**Exercise data:**

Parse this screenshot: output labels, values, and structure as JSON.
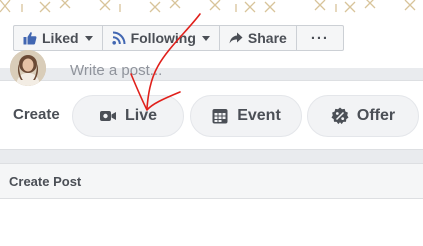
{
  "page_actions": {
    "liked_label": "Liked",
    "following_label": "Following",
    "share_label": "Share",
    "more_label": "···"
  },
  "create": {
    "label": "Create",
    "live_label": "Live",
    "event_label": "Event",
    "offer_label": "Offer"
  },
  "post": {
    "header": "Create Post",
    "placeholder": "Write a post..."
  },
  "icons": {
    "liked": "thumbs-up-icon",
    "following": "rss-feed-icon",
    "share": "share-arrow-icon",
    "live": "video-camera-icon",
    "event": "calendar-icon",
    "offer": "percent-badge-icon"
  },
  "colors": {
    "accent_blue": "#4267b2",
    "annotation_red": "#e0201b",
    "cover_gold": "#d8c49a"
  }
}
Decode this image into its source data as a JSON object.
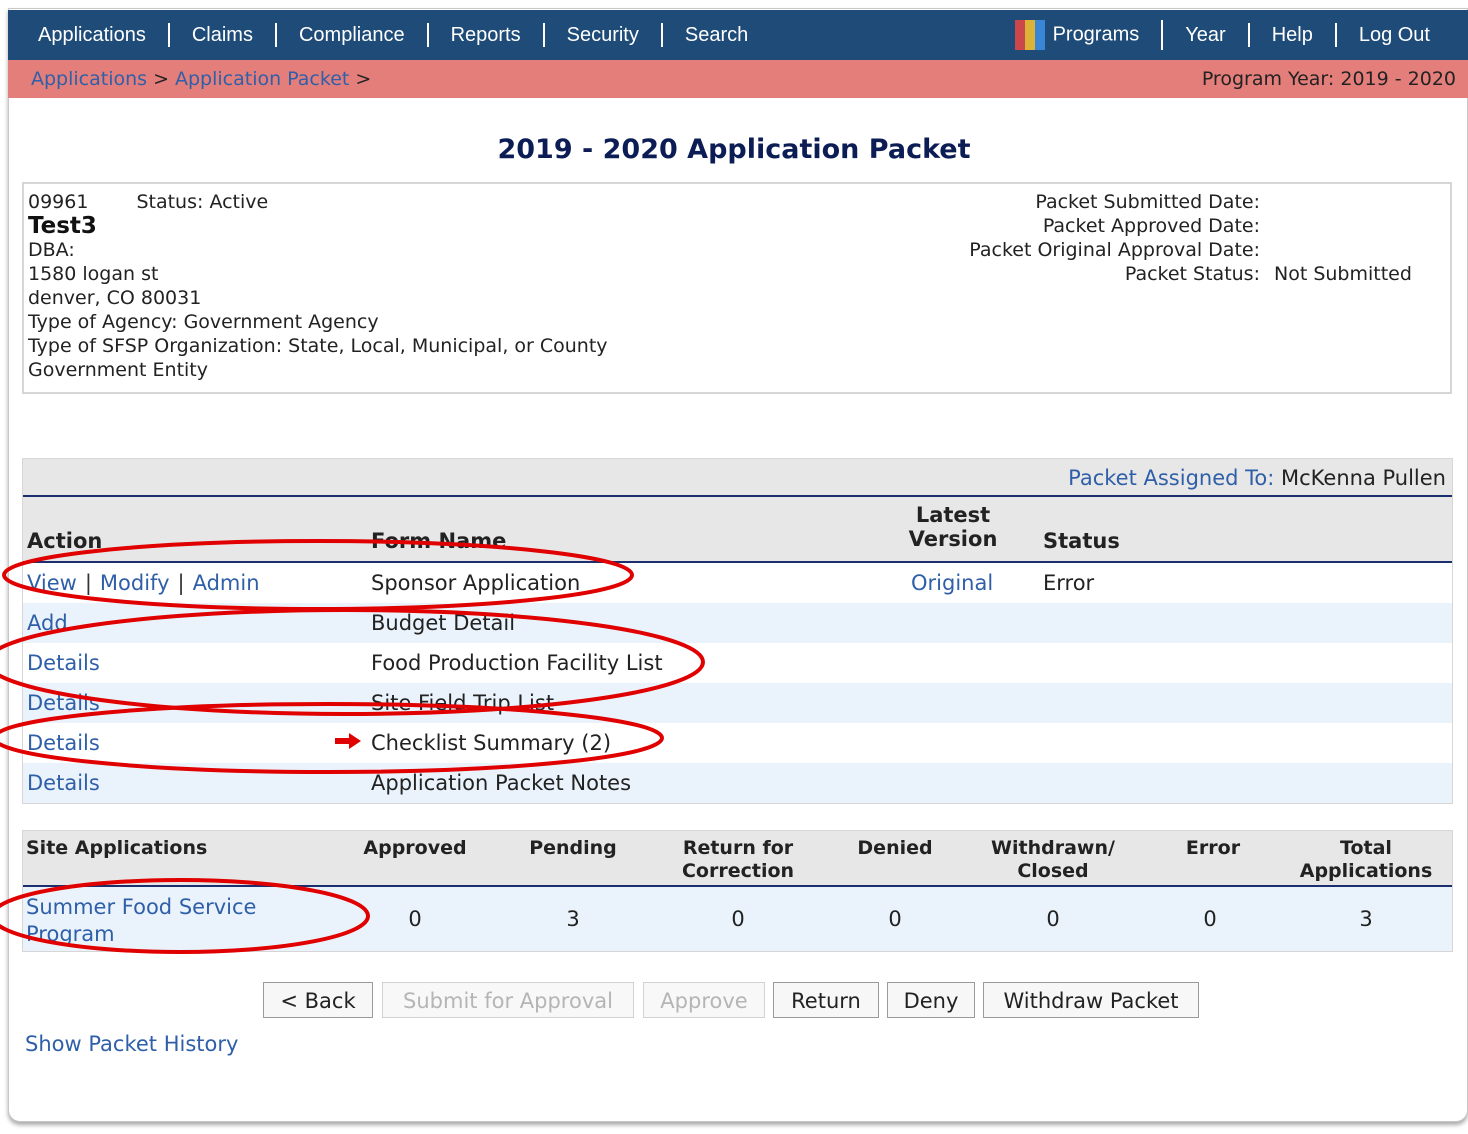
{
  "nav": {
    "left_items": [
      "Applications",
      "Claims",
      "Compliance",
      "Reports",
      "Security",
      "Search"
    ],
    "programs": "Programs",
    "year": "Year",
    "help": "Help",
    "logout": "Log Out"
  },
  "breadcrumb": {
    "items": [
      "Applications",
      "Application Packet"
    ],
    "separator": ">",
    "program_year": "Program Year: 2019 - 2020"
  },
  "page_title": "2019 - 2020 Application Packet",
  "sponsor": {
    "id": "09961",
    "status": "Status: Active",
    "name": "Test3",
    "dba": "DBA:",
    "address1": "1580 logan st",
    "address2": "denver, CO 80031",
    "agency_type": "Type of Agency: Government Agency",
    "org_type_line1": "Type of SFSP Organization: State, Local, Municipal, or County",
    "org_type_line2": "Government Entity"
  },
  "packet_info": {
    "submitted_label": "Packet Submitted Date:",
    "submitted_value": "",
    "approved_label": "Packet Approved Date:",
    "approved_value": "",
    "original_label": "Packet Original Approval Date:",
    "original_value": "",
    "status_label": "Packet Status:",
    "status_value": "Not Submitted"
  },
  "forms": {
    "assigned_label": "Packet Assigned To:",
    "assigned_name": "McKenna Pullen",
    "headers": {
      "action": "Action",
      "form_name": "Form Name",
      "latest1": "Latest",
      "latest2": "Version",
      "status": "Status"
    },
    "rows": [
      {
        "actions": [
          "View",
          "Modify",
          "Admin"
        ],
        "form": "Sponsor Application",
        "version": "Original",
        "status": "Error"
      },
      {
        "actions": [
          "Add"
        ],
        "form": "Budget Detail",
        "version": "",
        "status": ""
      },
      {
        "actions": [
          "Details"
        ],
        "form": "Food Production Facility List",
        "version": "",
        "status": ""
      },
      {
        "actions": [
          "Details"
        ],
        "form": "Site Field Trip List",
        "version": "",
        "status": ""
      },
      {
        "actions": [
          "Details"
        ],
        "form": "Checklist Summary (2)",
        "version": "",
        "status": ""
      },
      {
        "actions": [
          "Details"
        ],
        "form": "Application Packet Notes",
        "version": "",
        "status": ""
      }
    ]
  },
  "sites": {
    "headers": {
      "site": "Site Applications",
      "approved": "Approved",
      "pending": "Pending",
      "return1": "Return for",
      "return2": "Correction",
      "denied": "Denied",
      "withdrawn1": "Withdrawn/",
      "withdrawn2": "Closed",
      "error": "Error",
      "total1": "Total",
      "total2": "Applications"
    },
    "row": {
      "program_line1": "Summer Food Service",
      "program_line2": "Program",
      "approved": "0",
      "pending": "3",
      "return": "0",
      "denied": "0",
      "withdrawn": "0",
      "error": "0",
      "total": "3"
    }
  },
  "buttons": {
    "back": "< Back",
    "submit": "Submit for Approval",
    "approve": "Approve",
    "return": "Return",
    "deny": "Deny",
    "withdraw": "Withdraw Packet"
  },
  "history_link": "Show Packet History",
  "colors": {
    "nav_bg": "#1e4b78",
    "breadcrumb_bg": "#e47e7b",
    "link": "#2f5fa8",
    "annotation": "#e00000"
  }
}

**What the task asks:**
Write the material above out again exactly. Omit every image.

**Response box:**
Parse this screenshot: output labels, values, and structure as JSON.
{
  "page_actions": {
    "liked_label": "Liked",
    "following_label": "Following",
    "share_label": "Share",
    "more_label": "···"
  },
  "create": {
    "label": "Create",
    "live_label": "Live",
    "event_label": "Event",
    "offer_label": "Offer"
  },
  "post": {
    "header": "Create Post",
    "placeholder": "Write a post..."
  },
  "icons": {
    "liked": "thumbs-up-icon",
    "following": "rss-feed-icon",
    "share": "share-arrow-icon",
    "live": "video-camera-icon",
    "event": "calendar-icon",
    "offer": "percent-badge-icon"
  },
  "colors": {
    "accent_blue": "#4267b2",
    "annotation_red": "#e0201b",
    "cover_gold": "#d8c49a"
  }
}
Decode this image into its source data as a JSON object.
{
  "nav": {
    "left_items": [
      "Applications",
      "Claims",
      "Compliance",
      "Reports",
      "Security",
      "Search"
    ],
    "programs": "Programs",
    "year": "Year",
    "help": "Help",
    "logout": "Log Out"
  },
  "breadcrumb": {
    "items": [
      "Applications",
      "Application Packet"
    ],
    "separator": ">",
    "program_year": "Program Year: 2019 - 2020"
  },
  "page_title": "2019 - 2020 Application Packet",
  "sponsor": {
    "id": "09961",
    "status": "Status: Active",
    "name": "Test3",
    "dba": "DBA:",
    "address1": "1580 logan st",
    "address2": "denver, CO 80031",
    "agency_type": "Type of Agency: Government Agency",
    "org_type_line1": "Type of SFSP Organization: State, Local, Municipal, or County",
    "org_type_line2": "Government Entity"
  },
  "packet_info": {
    "submitted_label": "Packet Submitted Date:",
    "submitted_value": "",
    "approved_label": "Packet Approved Date:",
    "approved_value": "",
    "original_label": "Packet Original Approval Date:",
    "original_value": "",
    "status_label": "Packet Status:",
    "status_value": "Not Submitted"
  },
  "forms": {
    "assigned_label": "Packet Assigned To:",
    "assigned_name": "McKenna Pullen",
    "headers": {
      "action": "Action",
      "form_name": "Form Name",
      "latest1": "Latest",
      "latest2": "Version",
      "status": "Status"
    },
    "rows": [
      {
        "actions": [
          "View",
          "Modify",
          "Admin"
        ],
        "form": "Sponsor Application",
        "version": "Original",
        "status": "Error"
      },
      {
        "actions": [
          "Add"
        ],
        "form": "Budget Detail",
        "version": "",
        "status": ""
      },
      {
        "actions": [
          "Details"
        ],
        "form": "Food Production Facility List",
        "version": "",
        "status": ""
      },
      {
        "actions": [
          "Details"
        ],
        "form": "Site Field Trip List",
        "version": "",
        "status": ""
      },
      {
        "actions": [
          "Details"
        ],
        "form": "Checklist Summary (2)",
        "version": "",
        "status": ""
      },
      {
        "actions": [
          "Details"
        ],
        "form": "Application Packet Notes",
        "version": "",
        "status": ""
      }
    ]
  },
  "sites": {
    "headers": {
      "site": "Site Applications",
      "approved": "Approved",
      "pending": "Pending",
      "return1": "Return for",
      "return2": "Correction",
      "denied": "Denied",
      "withdrawn1": "Withdrawn/",
      "withdrawn2": "Closed",
      "error": "Error",
      "total1": "Total",
      "total2": "Applications"
    },
    "row": {
      "program_line1": "Summer Food Service",
      "program_line2": "Program",
      "approved": "0",
      "pending": "3",
      "return": "0",
      "denied": "0",
      "withdrawn": "0",
      "error": "0",
      "total": "3"
    }
  },
  "buttons": {
    "back": "< Back",
    "submit": "Submit for Approval",
    "approve": "Approve",
    "return": "Return",
    "deny": "Deny",
    "withdraw": "Withdraw Packet"
  },
  "history_link": "Show Packet History",
  "colors": {
    "nav_bg": "#1e4b78",
    "breadcrumb_bg": "#e47e7b",
    "link": "#2f5fa8",
    "annotation": "#e00000"
  }
}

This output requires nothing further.